- _TASK DESCRIPTION_
Select the lines below containing the word "email".
# # # #
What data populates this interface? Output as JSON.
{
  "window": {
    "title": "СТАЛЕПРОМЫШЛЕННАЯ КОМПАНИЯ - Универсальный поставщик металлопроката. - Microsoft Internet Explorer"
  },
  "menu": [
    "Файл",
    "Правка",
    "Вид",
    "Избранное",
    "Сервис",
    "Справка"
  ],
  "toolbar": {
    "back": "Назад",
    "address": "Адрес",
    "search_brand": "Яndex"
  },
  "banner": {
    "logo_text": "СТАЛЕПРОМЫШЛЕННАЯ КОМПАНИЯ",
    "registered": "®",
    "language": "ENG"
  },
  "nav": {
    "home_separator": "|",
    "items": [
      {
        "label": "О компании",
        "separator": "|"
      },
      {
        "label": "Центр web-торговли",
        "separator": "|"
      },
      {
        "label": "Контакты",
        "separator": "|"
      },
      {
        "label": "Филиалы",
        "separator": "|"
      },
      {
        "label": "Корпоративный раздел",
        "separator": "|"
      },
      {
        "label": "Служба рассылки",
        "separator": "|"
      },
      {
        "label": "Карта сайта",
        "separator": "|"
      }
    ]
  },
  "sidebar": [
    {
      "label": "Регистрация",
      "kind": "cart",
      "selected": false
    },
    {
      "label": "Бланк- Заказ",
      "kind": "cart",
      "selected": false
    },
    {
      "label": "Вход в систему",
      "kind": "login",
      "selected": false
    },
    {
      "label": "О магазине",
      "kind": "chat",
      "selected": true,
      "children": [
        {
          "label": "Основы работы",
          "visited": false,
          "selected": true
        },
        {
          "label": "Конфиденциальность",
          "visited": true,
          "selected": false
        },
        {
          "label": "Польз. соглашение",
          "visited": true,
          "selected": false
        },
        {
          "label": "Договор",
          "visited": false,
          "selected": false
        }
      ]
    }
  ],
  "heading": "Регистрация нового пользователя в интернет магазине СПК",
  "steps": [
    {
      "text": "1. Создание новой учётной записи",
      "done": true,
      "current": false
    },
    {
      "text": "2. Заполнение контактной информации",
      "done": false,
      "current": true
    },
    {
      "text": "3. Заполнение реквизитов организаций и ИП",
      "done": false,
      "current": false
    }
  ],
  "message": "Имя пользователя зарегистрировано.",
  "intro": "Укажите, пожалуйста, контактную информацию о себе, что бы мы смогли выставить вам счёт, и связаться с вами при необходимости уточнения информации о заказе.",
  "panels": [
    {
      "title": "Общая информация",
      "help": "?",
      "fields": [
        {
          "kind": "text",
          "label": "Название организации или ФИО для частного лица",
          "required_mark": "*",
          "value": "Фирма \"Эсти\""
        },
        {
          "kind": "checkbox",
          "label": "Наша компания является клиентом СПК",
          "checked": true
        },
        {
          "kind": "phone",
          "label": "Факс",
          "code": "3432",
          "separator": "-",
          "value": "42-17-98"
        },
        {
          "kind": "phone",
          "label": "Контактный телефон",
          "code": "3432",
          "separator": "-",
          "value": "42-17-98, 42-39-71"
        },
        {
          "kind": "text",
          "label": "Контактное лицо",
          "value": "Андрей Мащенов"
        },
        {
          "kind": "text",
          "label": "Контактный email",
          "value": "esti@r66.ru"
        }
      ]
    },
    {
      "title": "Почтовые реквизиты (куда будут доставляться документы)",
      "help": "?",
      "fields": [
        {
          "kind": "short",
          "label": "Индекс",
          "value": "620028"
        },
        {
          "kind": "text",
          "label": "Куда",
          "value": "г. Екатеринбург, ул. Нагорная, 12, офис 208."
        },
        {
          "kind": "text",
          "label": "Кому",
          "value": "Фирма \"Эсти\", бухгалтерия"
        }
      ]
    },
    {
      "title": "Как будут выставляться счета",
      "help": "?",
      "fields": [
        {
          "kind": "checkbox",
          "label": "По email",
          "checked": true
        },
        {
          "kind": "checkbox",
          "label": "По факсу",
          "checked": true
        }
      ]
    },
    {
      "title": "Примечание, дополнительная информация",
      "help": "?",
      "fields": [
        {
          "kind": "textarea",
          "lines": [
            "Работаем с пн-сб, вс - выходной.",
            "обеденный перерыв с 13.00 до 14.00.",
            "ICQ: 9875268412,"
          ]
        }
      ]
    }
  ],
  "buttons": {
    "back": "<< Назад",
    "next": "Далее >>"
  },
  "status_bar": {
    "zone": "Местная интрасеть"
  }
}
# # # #
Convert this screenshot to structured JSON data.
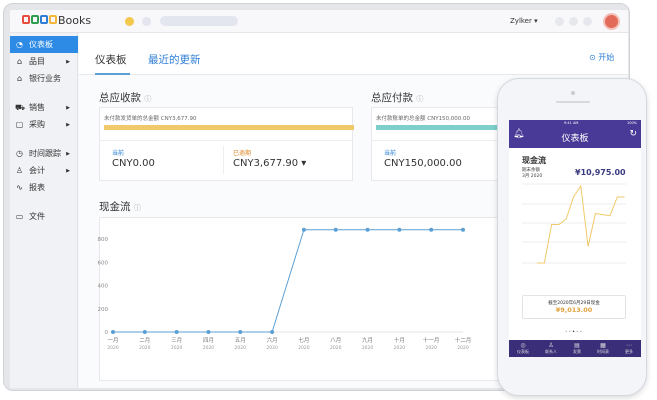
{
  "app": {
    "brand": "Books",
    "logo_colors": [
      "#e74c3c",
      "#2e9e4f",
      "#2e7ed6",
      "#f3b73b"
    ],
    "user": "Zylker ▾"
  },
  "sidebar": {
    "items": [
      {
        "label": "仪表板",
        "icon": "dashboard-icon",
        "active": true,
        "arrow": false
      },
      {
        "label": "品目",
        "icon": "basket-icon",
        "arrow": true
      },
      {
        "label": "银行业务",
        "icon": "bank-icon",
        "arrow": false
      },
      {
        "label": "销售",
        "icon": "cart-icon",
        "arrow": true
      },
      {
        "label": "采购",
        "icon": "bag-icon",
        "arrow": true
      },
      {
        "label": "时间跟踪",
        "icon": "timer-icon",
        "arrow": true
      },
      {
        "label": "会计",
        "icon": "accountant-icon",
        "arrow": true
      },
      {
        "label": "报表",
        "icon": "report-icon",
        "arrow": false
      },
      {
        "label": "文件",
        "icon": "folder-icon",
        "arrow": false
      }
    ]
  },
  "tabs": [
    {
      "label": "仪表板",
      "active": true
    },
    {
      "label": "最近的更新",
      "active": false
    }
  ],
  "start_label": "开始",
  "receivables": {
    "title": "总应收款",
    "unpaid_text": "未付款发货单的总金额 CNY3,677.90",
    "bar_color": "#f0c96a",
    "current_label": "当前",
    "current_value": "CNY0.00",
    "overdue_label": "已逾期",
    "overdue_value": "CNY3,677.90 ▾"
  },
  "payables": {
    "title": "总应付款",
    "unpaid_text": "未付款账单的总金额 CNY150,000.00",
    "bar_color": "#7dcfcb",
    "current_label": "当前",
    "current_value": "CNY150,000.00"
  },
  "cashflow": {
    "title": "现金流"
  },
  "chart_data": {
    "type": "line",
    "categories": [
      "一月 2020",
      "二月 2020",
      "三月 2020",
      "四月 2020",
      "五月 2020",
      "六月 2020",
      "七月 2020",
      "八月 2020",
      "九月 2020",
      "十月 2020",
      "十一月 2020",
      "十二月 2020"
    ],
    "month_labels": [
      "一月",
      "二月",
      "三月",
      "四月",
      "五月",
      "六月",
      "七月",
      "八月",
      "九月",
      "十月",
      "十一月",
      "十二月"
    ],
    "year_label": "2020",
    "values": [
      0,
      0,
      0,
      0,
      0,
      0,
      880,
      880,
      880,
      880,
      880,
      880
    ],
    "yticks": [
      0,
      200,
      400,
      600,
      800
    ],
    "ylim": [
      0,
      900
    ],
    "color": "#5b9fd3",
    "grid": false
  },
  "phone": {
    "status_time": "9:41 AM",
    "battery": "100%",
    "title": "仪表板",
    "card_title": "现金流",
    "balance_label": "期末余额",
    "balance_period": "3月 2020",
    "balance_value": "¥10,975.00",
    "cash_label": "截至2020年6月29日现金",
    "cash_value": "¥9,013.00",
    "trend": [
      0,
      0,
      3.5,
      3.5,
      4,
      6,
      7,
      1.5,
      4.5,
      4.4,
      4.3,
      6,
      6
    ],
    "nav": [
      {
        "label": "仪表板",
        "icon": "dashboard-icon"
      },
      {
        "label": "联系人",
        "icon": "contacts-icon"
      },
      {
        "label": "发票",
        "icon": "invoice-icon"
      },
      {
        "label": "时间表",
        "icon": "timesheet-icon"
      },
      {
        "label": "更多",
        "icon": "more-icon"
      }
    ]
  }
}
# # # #
- _FINAL ANSWER_
          "label": "Контактный email",
          "label": "По email",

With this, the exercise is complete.